#### Your task
Go through the data below and return each line where the string "this" occurs.

#### Dataset rows describing interfaces
----

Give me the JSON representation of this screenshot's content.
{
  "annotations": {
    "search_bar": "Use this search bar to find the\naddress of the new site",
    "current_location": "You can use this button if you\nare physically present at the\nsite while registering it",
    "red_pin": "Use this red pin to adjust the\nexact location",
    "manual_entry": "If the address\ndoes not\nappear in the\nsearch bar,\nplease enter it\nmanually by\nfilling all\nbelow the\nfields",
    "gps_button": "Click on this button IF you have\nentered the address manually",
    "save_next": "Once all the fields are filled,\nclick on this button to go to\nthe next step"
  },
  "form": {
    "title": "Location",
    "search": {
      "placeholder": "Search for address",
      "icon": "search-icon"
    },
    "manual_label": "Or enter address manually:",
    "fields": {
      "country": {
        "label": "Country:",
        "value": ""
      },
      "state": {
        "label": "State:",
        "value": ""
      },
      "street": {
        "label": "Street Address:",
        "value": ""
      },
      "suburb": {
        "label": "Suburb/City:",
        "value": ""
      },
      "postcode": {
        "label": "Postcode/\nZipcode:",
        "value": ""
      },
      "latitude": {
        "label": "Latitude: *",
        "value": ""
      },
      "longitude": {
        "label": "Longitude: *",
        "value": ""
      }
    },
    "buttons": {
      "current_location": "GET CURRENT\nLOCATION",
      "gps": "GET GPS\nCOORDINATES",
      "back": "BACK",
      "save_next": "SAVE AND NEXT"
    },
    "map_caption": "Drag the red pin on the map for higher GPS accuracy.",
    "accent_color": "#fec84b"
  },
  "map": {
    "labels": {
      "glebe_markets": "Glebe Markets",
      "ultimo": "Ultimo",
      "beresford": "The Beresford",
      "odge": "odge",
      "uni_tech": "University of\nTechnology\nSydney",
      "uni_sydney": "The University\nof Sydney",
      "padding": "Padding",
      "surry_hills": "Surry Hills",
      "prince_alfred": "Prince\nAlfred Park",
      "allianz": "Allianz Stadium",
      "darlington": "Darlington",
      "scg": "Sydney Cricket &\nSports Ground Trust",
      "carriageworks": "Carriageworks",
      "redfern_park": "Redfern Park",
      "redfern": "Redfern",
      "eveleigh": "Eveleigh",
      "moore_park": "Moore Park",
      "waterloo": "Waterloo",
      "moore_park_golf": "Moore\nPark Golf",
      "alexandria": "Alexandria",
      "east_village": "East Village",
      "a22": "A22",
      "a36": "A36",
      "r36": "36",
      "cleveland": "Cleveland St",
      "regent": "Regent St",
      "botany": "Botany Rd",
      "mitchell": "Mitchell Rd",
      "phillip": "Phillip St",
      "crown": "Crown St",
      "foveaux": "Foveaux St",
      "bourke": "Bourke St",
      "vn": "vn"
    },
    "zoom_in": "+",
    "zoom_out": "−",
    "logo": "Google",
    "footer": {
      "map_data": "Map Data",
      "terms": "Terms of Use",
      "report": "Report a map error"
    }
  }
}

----

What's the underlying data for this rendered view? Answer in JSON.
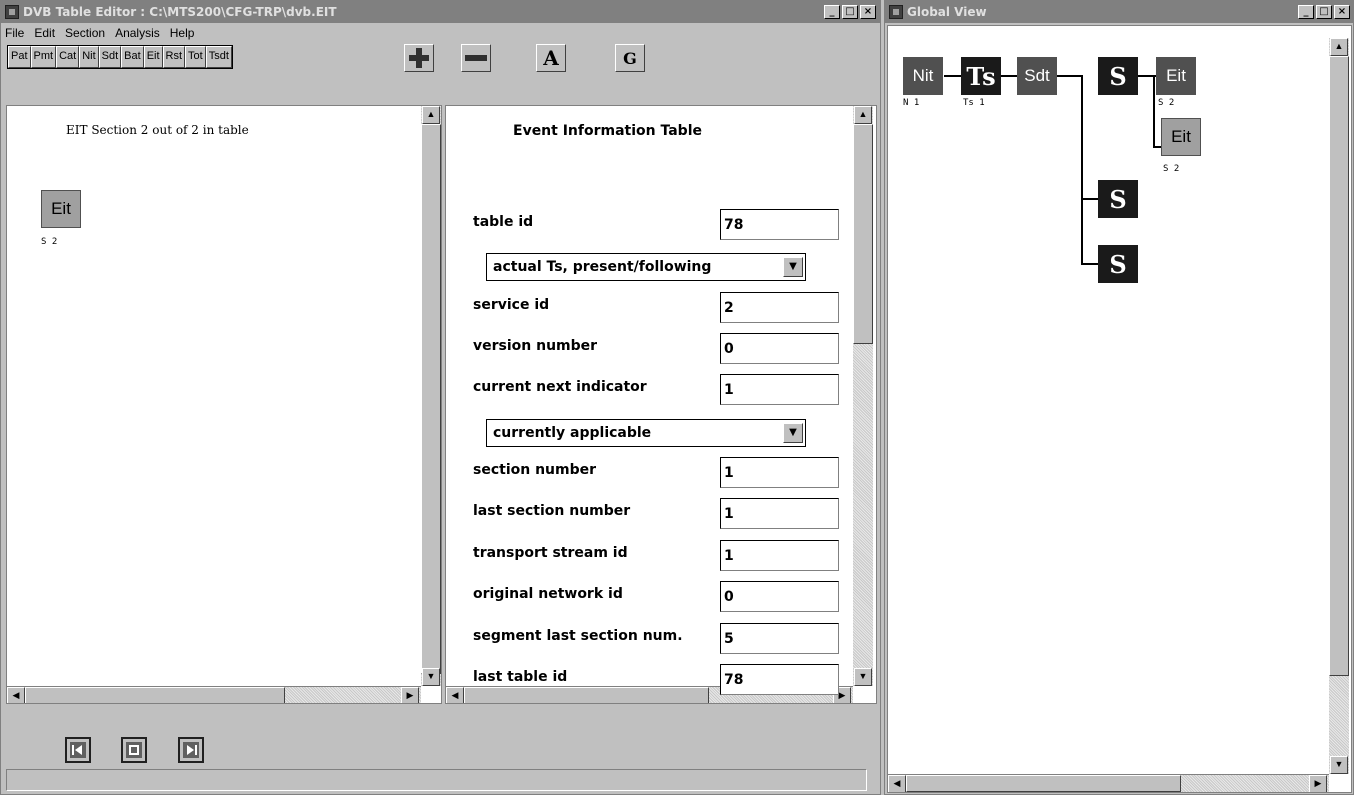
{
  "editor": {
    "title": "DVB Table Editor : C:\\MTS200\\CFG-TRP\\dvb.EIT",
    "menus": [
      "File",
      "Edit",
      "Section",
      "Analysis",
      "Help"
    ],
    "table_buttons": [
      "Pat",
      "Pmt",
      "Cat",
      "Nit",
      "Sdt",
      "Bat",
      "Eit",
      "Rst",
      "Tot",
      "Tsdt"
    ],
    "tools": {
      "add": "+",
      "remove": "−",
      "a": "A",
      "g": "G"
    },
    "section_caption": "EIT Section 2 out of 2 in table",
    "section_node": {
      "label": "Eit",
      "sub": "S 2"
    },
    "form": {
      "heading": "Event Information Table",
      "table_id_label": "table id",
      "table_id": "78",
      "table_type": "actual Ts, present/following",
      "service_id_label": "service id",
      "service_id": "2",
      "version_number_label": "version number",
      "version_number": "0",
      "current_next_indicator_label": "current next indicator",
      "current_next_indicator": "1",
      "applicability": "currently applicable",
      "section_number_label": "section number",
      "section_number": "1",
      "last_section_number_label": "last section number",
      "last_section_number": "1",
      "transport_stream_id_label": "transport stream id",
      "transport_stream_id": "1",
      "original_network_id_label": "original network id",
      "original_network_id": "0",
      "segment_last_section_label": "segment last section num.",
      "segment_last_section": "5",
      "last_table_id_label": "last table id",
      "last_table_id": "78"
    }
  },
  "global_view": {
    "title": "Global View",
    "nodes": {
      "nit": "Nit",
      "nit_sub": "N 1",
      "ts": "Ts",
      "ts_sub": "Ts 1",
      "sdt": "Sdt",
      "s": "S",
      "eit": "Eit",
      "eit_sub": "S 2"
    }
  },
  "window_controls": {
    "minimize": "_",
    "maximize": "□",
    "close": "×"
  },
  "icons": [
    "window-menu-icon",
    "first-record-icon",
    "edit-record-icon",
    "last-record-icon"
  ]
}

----

#### Answer below
Give me the JSON representation of this screenshot's content.
    "search_bar": "Use this search bar to find the\naddress of the new site",
    "current_location": "You can use this button if you\nare physically present at the\nsite while registering it",
    "red_pin": "Use this red pin to adjust the\nexact location",
    "gps_button": "Click on this button IF you have\nentered the address manually",
    "save_next": "Once all the fields are filled,\nclick on this button to go to\nthe next step"
What's the underlying data for this rendered view? Answer in JSON.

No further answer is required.